▸ **Activity**
Which of the lines in the data below contain the string "this"? Copy each of them.

┄┄┄┄┄┄

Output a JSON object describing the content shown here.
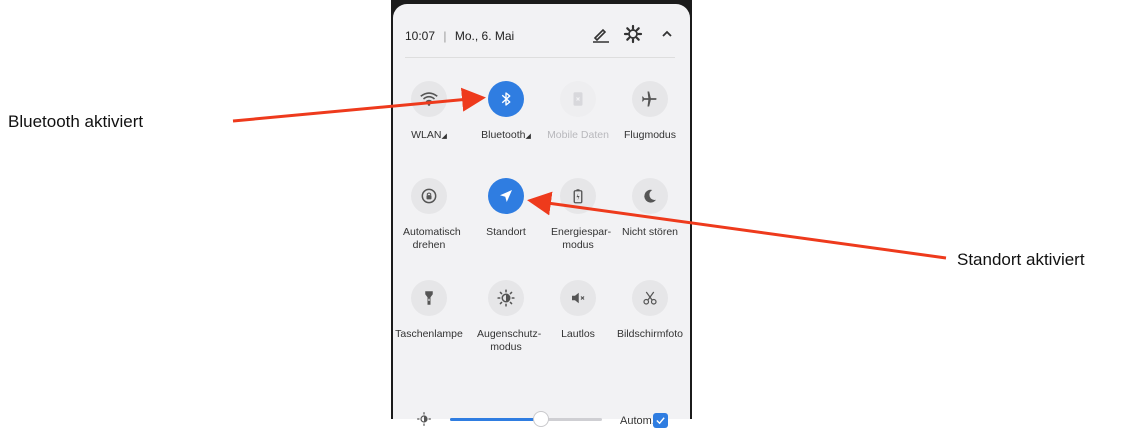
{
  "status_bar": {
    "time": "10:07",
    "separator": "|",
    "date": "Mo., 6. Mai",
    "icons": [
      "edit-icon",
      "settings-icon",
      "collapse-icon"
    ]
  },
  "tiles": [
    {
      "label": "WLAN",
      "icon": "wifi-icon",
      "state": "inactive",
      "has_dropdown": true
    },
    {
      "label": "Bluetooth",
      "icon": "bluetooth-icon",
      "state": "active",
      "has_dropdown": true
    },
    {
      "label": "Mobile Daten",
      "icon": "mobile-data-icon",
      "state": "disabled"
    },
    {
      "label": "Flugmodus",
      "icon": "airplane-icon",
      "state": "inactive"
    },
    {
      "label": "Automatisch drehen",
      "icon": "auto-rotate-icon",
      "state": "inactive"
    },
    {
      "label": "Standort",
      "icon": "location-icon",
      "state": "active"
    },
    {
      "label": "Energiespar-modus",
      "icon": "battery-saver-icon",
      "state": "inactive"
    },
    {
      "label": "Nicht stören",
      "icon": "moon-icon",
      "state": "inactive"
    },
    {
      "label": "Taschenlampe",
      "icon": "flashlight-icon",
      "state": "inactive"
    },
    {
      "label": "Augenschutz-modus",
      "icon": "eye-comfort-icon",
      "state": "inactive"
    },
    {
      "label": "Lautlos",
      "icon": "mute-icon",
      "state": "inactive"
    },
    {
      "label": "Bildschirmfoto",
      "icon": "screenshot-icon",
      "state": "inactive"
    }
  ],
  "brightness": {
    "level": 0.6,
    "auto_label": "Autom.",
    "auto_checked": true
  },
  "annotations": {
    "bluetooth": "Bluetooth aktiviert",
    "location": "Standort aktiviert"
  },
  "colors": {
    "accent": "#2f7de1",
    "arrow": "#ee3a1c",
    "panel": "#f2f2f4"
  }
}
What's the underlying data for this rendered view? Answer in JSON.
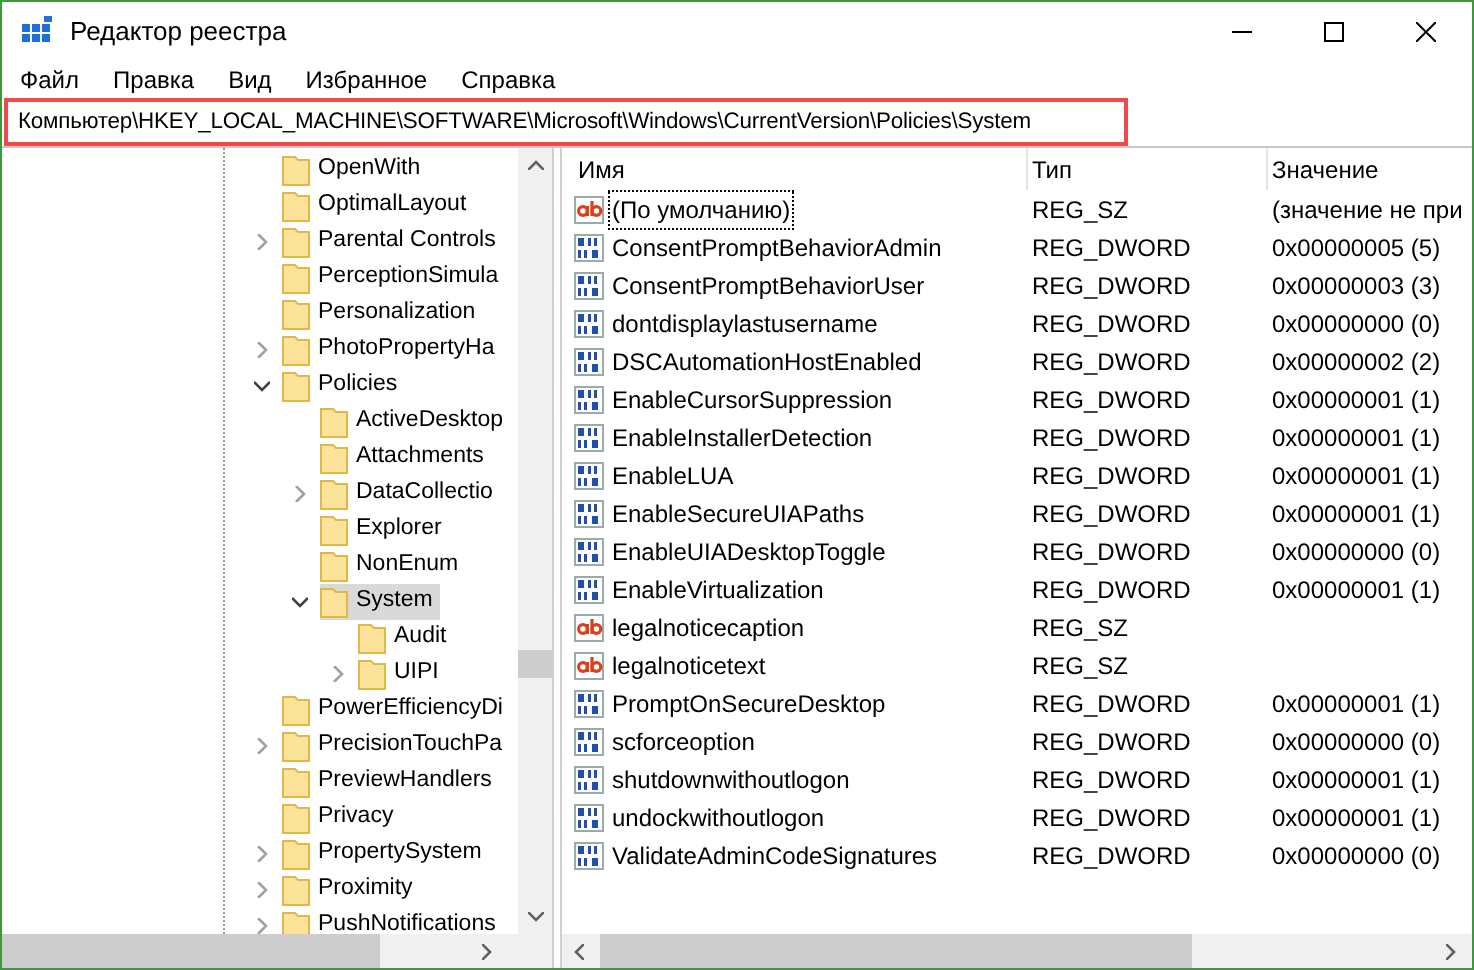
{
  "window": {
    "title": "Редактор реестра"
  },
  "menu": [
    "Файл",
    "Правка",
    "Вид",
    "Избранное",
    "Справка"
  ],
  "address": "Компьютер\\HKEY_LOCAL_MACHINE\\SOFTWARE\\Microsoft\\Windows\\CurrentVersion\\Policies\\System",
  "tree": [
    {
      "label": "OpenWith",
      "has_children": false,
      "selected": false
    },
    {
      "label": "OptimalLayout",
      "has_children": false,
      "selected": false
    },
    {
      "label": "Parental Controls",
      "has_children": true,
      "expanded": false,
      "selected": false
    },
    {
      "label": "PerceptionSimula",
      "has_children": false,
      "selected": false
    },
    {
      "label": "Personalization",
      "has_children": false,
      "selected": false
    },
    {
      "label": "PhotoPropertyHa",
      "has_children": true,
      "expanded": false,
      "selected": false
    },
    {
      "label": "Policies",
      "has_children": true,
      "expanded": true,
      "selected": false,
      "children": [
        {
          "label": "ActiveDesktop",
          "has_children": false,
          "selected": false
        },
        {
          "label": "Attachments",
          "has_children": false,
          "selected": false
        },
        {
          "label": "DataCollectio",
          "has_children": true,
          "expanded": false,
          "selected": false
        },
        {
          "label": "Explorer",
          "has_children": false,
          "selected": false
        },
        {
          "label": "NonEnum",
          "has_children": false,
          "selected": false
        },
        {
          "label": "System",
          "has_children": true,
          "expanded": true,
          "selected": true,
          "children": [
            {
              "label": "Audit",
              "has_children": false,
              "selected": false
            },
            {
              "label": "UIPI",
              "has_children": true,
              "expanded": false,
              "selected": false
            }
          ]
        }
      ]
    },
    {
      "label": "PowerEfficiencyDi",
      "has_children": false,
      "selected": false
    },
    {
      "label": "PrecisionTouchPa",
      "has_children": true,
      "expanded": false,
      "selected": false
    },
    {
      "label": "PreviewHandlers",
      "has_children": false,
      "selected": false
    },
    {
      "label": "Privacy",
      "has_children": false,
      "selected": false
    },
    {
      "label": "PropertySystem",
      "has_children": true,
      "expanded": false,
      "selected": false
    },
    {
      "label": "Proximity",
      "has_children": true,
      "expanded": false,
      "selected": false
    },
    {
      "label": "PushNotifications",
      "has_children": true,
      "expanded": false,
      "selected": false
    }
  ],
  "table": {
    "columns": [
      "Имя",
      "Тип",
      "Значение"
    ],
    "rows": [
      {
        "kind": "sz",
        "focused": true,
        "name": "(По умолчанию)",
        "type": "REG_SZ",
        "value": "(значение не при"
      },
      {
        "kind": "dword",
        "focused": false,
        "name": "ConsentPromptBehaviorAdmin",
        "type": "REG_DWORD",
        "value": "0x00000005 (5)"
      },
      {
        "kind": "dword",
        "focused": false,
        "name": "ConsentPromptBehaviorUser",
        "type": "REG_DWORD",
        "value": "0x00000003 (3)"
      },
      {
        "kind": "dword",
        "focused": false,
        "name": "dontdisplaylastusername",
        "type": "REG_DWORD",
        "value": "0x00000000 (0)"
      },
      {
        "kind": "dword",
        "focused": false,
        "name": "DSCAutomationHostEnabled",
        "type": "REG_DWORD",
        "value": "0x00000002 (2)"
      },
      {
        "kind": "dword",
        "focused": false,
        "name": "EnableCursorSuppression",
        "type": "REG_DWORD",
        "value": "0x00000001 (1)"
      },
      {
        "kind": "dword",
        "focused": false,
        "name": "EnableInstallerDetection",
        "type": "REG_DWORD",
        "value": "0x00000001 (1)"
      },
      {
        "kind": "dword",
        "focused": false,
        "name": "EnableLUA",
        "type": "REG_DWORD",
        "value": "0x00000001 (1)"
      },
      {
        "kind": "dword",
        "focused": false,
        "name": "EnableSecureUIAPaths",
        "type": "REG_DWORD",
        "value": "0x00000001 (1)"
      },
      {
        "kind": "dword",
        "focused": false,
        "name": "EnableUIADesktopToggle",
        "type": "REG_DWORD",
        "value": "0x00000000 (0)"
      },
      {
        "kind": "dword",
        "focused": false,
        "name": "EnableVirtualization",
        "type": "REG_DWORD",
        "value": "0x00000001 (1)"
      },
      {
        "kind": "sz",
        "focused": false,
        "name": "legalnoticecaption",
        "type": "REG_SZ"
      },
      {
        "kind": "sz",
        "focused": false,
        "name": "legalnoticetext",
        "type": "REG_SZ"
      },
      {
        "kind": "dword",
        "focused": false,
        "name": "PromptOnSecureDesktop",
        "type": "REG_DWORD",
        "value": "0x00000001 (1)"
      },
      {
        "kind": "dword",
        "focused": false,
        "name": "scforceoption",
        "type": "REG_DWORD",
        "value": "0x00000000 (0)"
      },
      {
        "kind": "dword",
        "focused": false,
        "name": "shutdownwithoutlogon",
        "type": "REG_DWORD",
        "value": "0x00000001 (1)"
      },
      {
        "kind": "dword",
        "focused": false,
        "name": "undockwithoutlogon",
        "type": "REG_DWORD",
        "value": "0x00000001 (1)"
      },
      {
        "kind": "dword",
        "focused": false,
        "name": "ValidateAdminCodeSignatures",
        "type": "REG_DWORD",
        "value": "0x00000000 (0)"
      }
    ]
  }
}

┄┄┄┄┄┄

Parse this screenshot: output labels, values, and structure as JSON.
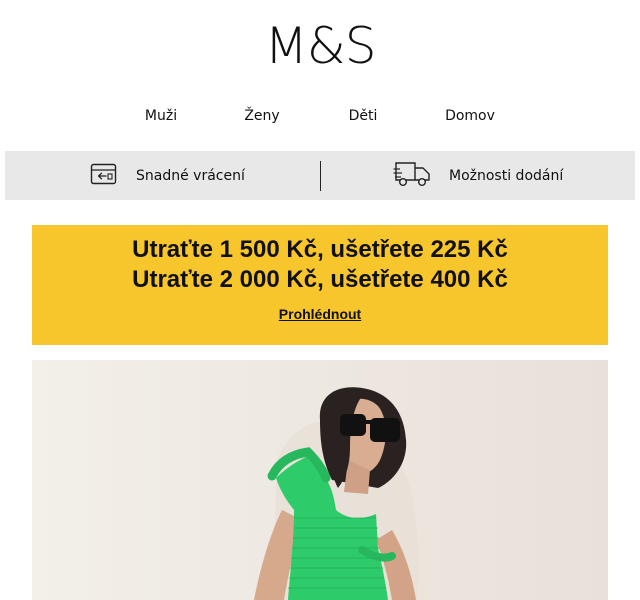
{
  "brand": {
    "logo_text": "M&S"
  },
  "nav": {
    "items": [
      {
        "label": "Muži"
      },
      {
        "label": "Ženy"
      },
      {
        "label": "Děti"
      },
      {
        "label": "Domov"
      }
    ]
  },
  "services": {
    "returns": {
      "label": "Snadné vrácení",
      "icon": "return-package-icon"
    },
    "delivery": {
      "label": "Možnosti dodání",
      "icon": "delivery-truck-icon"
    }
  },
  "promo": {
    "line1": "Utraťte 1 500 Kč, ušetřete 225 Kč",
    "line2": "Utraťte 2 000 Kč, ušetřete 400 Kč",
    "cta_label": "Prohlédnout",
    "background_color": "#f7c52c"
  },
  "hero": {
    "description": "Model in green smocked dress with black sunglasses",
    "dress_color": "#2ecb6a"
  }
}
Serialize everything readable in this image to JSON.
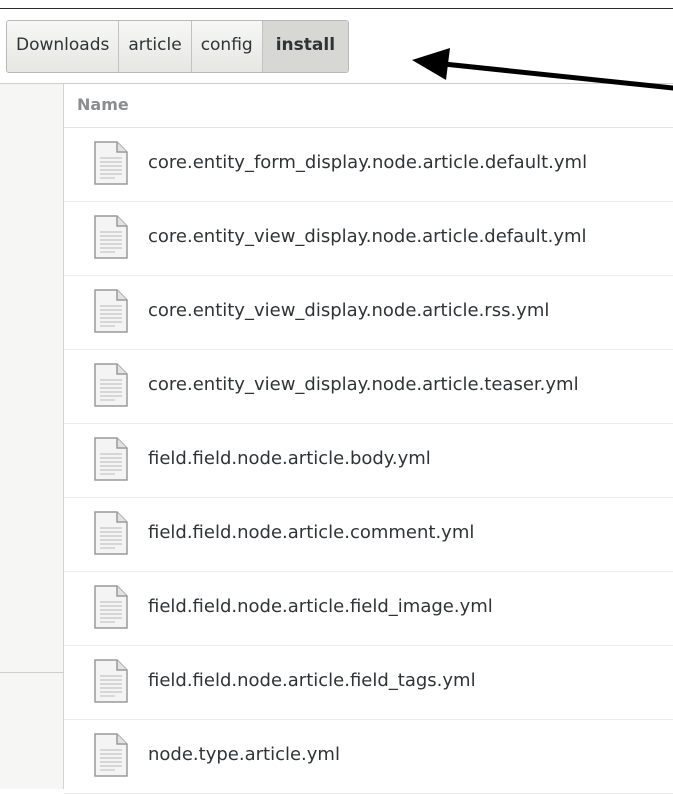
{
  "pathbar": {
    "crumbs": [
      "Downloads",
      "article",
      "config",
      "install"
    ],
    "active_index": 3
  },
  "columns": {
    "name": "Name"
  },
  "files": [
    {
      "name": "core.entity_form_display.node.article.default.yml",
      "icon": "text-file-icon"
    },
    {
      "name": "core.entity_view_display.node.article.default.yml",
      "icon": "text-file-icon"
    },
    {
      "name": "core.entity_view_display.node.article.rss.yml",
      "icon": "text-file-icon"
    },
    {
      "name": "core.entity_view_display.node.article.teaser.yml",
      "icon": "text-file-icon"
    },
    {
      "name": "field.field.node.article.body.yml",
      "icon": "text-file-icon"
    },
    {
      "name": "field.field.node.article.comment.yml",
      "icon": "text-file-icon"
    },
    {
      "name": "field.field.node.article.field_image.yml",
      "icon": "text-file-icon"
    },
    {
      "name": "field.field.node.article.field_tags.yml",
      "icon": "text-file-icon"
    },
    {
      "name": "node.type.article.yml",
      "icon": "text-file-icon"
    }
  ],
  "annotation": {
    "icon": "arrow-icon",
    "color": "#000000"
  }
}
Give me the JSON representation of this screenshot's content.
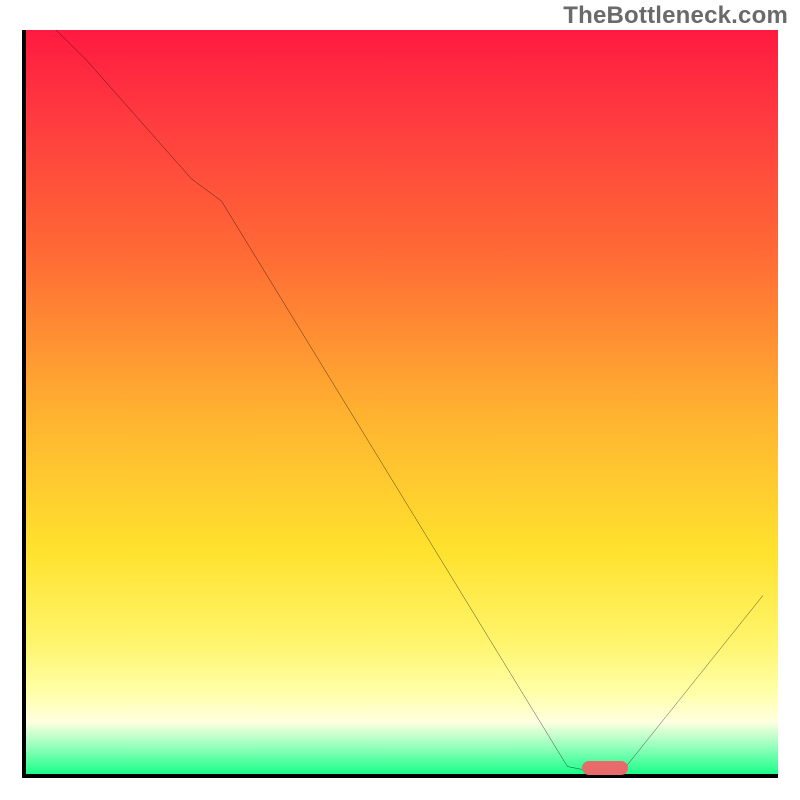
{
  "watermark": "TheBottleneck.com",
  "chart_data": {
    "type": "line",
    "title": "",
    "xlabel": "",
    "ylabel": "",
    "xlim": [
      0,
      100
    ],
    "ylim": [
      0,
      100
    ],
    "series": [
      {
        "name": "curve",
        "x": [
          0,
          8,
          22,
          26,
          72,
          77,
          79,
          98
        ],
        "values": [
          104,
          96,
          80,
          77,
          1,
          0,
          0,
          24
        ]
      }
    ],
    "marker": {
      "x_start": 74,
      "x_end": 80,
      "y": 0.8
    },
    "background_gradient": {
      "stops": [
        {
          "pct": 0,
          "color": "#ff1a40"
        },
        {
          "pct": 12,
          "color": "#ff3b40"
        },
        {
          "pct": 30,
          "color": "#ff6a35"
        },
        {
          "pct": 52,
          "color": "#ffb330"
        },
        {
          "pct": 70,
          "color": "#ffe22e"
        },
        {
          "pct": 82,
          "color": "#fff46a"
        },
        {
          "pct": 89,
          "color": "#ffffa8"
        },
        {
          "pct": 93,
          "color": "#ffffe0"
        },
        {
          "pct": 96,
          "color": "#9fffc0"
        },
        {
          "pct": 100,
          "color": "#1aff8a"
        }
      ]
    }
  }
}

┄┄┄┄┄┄

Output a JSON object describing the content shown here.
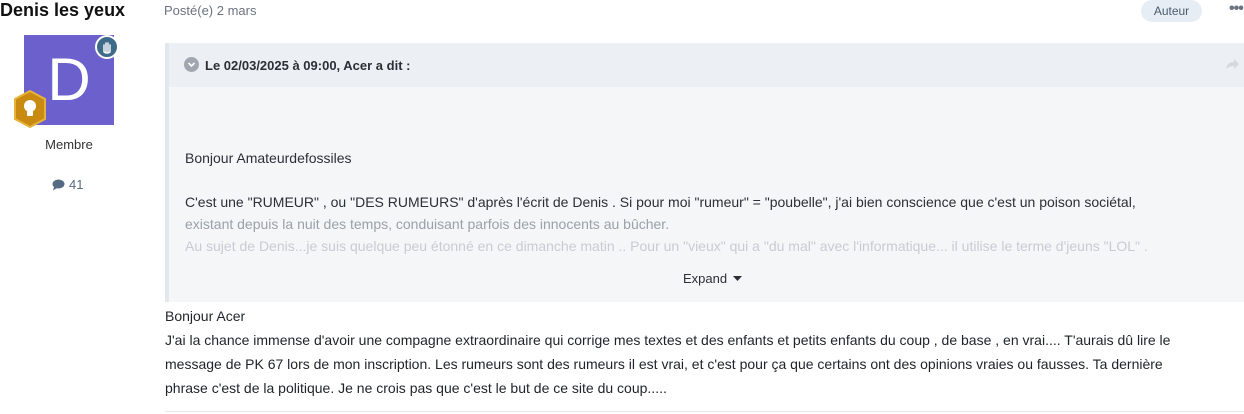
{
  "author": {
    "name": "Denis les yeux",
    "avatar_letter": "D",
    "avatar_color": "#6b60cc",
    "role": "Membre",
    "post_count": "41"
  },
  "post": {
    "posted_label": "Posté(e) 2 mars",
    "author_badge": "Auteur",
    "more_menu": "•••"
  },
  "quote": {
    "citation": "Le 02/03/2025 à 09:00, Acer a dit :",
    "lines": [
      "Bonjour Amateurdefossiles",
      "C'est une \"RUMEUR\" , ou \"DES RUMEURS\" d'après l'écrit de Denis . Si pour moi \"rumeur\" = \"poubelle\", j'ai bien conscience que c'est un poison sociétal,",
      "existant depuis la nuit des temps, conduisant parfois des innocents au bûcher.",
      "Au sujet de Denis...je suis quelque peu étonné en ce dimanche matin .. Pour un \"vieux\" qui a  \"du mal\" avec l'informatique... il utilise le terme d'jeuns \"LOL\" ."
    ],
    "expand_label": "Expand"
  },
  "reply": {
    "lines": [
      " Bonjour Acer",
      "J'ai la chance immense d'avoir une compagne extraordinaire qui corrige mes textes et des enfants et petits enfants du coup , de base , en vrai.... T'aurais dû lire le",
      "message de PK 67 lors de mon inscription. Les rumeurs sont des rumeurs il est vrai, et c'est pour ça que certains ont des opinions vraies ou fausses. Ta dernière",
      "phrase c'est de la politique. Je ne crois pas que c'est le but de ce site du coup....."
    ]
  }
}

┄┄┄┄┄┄

▸ **The completed task**
What's the underlying data for this rendered view? Answer in JSON.
Parse this screenshot: output labels, values, and structure as JSON.
Serialize everything readable in this image to JSON.
Give me the JSON representation of this screenshot's content.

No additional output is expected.